The Weight of Worthy

I didn’t realize how badly I needed to hear the words, “You are worthy,” until I found them in my inbox on a Thursday afternoon. Just a random Thursday afternoon, in the midst of chaos and confusion and stumbling to figure out how exactly I was going to make it through this valley of death’s shadow.

This wasn’t the first email I had received from this reader. It was, in fact, the second—her response to my response to the email where she said she was so grateful that my words had traveled across the internet to find her.

Apparently, without my knowledge, a guest post I had written three years earlier had been recycled into an e-devotional that made its way into this girl’s inbox. And then, carrying with it the sting of conviction, it found its way into mine. Because of course I had to look it up to figure out what exactly this girl was thanking me for. In a way, I wished I had simply accepted her thanks and let it go, because the post I found when I went digging sang the bittersweet tune of loss.

I had lost the girl who wrote Beyond Waiting. The girl who determined to redefine the purpose of singleness and live the journey of once upon a time was long gone and I did not know how to recover her.

I don’t know why it is easy for me to be honest in the inboxes of strangers—I can’t say what it is about a screen with a cursor blinking against a backdrop of white that feels so safe—but I wrote this girl a most truthful reflection of who I was then versus who I am now. I wrote her of lostness. Of the valley of the shadow. Of how far I had fallen from the pedestal I once fancied myself to stand upon.

And she responded—like an angel in my inbox—to tell me I was worthy.

“God’s grace is sufficient for us,” she quoted, in the joyful exuberance of one who has been redeemed. “Not just some of us, not just sometimes. For every person in everything!”

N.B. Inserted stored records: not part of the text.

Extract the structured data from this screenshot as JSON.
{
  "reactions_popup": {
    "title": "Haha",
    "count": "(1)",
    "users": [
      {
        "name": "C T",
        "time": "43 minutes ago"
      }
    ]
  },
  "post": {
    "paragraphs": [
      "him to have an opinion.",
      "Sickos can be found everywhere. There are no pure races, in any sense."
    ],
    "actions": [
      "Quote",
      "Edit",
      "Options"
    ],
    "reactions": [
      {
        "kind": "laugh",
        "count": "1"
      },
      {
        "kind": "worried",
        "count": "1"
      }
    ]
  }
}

And then she hit me with this truth-bomb: “I can sense you don’t feel worthy of the message you once wrote. I want you to know that that is not true. God makes us worthy. In his eyes every one of his children is worthy. You are worthy.”

Worthy. Worthy. Worthy.

It’s not a word I would choose to ascribe to myself. Not because I struggled with a low self-esteem or self-loathing, but because it seemed such a lofty title. Though I’ve long said I have the gift of vanity, calling myself worthy seemed a bit too much, even by my standards.

And yet, here the words settled like a cloak upon my shoulders.

Worthy. Worthy. Worthy.

I am undeserving; God chose me anyway. I guess that makes me worthy.

Because if that is all it takes for something to have worth—just for someone to scoop it up and deem it valuable—then I am worthy indeed.

There’s me in the mud, thick in the grime of unrepentance and God still chooses to say, “That one. Yes, that little mess right there has immeasurable worth. More than the sparrows. More than the lilies. I choose that one to wrap in the weight of My love. She’s worthy. Worthy. Worthy. Worthy.”

That thought clung to me so tightly—moved me so deeply—I cried real tears to the tune of “Would You Still Love Me the Same” on my way home from work that night:

“If I showed You my flaws, if I couldn’t be strong, tell me honestly, would You still love me the same?”

“Yes,” God replied. “A thousand times, yes. I choose you again and again. Every minute. Every day. You are worthy. Worthy. Worthy. Worthy.”

Though I don’t always feel it—though I certainly do not understand how such depths of grace could exist—I wrap the weight of that word around me like a blanket, like a shield.

Worthy. Worthy. Worthy.

I am undeserving; God chose me anyway.

I guess that makes me worthy.